The Academic Council of the Schechter Institute approved the integration of the academic program for training spiritual caregivers into the “Family and Community Studies” track at the Schechter Institute in the interest of spreading the vocation of spiritual care beyond rabbis to the general population of Israel.
Timeline of Program Development
2006: The first study 200 unit of chaplaincy training was opened under the supervision of Rabbi Zahara Davidowitz-Farkas who served as supervisor between 2006- 2013. Hila Zemer, a clinical social worker and psychotherapist, served as the organizer of practicum placements.
2007: Rabbi Zahara Davidowitz-Farkas began to teach chaplaincy courses in Israel parallel to Schechter courses under the auspices of the NAJC.
2012: Dr. Ramon wrote the standards and ethical code for spiritual care giving in Israel on behalf of ASCI.
2013: Israeli spiritual caregivers’ code of ethics officially accepted.
2014: Dr. Einat Ramon, Hila Zemer and Adira Ben Aharon were certified by NAJC and the network for spiritual care in Israel (a precursor of the ASCI). Einat Ramon and Hila Zemer were among the founders of The Association for Spiritual care in Israel.
2015: The Marpeh program was accredited by ASCI. Ramon and Zemer were certified as Israeli chaplaincy educators with four other leaders in the field by the ASCI and the NAJC.
2016: Dr. Ramon opened the first training of spiritual care educators at the Marpeh program.
Academic Course Syllabus
Degree structure: 300 academic hours (252 hours of course work, at least 30 hours of individual counseling, at least 18 hours of learning on special study days).
- Tools and foundations of spiritual care.
- Varied Religious paradigms as a basis of spiritual care
- Jewish thought in modernity as a resource of spiritual care and reflection
- Spiritual care in different populations of Israeli society
- The Jewish lifecycle (required for MA students, optional for students in other programs)
- Ethics, Jewish law and medicine in the modern era
- Spiritual Practice in Jewish and Hebrew literature
- The Philosophy and Practices of Pluralism
Subject areas covered in the four core courses
- Knowledge and background about spiritual care, tools and methods of spiritual assessment and practice
- Spiritual Reflection as a foundation for Spiritual Care
- Caring for the spiritual needs of different populations in Israel (elderly, different illnesses, young people and populations from different religions, etc.)
- Using data and research that emphasize the need for integrating spiritual care into general health care
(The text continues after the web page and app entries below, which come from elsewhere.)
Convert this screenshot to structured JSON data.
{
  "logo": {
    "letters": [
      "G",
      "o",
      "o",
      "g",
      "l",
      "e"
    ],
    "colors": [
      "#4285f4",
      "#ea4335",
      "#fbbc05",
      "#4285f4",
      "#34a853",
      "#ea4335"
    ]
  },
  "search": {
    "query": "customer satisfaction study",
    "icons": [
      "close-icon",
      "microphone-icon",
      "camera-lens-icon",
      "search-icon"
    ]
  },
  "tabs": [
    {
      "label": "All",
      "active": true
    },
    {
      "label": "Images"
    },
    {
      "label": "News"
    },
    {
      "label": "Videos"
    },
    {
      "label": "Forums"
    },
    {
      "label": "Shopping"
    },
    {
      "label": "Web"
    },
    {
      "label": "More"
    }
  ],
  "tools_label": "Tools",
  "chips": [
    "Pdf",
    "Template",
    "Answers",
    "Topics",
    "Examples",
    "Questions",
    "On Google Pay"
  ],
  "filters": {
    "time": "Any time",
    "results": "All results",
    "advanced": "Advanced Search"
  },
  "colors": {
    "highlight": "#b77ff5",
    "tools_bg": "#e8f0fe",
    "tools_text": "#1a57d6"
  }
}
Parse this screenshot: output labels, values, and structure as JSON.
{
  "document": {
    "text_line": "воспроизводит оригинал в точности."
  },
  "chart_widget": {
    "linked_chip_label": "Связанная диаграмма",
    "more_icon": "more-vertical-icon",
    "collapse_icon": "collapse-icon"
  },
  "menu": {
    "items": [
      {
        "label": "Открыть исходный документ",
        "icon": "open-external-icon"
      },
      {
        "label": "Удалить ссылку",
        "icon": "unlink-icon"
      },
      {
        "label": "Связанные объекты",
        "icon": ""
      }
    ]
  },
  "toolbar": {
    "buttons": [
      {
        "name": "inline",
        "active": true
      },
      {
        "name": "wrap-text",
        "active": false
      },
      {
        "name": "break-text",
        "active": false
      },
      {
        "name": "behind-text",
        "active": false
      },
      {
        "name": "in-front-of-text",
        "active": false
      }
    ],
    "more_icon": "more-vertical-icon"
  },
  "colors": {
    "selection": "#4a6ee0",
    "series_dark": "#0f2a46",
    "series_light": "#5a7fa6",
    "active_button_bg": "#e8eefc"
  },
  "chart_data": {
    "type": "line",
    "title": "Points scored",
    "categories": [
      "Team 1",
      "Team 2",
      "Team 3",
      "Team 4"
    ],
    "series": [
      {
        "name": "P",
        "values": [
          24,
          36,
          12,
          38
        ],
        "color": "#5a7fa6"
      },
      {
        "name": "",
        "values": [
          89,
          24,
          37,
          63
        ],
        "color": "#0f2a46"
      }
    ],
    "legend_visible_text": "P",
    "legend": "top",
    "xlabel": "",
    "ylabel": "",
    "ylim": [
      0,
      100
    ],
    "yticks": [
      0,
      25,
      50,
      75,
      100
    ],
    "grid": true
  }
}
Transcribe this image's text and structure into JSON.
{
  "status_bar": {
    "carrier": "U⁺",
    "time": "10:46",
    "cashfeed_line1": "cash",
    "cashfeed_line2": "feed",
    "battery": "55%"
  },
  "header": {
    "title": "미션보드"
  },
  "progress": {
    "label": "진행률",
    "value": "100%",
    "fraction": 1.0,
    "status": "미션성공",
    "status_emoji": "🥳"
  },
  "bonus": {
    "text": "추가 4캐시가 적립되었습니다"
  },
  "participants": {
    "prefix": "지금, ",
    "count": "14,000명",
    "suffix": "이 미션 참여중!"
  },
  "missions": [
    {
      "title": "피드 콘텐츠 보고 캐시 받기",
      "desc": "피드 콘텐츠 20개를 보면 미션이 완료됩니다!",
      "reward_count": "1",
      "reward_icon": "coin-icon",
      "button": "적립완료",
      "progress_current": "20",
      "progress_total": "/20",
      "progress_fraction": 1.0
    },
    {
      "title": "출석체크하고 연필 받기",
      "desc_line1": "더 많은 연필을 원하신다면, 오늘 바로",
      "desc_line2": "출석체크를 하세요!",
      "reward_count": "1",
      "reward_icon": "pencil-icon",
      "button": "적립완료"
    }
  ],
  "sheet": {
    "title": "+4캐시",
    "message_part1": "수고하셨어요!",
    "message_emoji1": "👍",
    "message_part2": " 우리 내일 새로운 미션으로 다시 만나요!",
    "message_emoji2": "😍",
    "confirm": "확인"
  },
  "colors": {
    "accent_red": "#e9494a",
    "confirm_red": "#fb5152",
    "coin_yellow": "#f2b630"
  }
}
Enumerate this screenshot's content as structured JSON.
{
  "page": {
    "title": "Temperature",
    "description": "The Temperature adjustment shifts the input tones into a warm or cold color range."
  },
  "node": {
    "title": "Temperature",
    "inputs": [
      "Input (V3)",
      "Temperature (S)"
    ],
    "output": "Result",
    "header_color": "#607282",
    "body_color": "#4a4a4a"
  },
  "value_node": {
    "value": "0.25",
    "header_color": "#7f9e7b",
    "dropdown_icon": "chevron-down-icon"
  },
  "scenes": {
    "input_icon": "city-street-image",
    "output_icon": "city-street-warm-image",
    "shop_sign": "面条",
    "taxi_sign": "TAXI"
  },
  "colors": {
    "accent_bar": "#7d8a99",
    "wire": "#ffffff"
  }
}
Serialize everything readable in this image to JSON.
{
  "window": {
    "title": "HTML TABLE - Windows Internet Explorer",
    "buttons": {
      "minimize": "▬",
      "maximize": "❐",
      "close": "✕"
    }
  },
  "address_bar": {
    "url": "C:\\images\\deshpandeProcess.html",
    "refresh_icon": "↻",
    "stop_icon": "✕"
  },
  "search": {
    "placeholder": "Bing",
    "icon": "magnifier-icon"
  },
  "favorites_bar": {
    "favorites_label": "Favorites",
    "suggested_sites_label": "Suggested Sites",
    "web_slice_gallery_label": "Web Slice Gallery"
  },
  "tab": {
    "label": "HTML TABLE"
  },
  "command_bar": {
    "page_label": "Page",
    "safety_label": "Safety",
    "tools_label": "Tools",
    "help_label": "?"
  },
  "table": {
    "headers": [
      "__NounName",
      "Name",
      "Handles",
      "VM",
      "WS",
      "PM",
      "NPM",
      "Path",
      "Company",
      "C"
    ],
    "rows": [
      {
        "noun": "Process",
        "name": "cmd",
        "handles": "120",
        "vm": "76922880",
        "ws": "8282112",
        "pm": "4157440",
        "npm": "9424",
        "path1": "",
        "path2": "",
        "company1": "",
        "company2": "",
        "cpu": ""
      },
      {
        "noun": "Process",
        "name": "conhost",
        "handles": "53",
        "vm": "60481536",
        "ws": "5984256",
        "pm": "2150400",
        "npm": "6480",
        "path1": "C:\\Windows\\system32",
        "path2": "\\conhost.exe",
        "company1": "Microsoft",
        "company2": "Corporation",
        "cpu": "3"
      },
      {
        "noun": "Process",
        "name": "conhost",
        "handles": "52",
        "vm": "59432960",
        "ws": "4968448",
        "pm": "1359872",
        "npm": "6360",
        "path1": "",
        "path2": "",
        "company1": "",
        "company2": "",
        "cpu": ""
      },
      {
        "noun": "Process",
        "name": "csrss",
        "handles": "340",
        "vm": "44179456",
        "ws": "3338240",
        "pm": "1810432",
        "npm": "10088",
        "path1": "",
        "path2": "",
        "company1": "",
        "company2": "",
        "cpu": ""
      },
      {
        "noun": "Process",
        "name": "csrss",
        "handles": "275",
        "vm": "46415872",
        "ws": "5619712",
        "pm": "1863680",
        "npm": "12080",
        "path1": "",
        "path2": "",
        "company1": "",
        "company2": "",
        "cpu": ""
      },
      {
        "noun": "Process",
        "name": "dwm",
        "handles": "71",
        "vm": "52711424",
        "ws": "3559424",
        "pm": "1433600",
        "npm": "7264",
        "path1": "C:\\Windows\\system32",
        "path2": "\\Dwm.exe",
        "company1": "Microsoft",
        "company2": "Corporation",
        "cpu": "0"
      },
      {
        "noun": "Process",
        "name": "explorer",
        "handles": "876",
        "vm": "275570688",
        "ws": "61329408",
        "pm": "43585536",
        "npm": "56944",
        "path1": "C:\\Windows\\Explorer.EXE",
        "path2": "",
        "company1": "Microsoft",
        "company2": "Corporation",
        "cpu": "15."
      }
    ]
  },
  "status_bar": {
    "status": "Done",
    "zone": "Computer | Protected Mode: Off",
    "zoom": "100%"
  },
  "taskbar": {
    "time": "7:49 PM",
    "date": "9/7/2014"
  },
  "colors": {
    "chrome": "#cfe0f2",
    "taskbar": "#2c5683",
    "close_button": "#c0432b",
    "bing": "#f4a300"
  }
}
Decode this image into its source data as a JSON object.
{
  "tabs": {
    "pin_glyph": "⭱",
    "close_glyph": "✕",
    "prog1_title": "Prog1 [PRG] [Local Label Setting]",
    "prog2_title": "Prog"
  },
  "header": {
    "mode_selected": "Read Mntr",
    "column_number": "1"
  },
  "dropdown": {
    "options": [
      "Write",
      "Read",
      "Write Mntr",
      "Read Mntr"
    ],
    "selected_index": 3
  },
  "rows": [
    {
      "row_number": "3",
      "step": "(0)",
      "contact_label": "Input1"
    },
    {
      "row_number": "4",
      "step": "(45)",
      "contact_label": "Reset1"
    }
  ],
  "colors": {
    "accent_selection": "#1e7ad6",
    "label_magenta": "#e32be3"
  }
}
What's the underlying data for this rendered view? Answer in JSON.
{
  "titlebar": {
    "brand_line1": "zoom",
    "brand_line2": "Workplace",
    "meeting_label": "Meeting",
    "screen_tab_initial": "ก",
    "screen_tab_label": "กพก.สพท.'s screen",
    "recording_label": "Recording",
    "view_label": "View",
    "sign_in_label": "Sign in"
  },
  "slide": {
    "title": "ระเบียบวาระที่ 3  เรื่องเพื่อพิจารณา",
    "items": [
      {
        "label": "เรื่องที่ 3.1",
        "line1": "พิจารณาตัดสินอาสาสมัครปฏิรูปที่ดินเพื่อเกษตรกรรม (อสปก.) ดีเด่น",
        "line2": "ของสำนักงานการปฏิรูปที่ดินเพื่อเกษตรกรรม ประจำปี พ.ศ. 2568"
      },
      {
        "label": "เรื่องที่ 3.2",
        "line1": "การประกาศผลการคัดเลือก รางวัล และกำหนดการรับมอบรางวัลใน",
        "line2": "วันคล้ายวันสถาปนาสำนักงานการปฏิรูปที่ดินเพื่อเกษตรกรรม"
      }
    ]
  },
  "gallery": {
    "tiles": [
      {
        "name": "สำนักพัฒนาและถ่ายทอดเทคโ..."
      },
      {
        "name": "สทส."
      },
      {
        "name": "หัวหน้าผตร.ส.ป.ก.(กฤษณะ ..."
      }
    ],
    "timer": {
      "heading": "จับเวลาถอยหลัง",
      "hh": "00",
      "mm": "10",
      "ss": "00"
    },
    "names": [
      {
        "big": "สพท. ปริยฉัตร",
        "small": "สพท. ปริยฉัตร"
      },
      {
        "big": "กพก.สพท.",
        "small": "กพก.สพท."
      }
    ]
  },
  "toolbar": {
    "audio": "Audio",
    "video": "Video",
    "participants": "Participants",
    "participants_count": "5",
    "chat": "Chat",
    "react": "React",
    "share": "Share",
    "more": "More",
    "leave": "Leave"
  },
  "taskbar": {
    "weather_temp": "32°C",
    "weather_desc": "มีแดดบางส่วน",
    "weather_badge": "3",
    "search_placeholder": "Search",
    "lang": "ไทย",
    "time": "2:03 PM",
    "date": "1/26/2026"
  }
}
Subject covered in other courses in the context of spiritual care in Israel:
- Medical ethics
- Practice of pluralism
- Artistic interpretation of biblical texts
- Basic concepts of psychotherapy
- Chassidic storytelling
Hands on guided work in health, welfare and social work systems.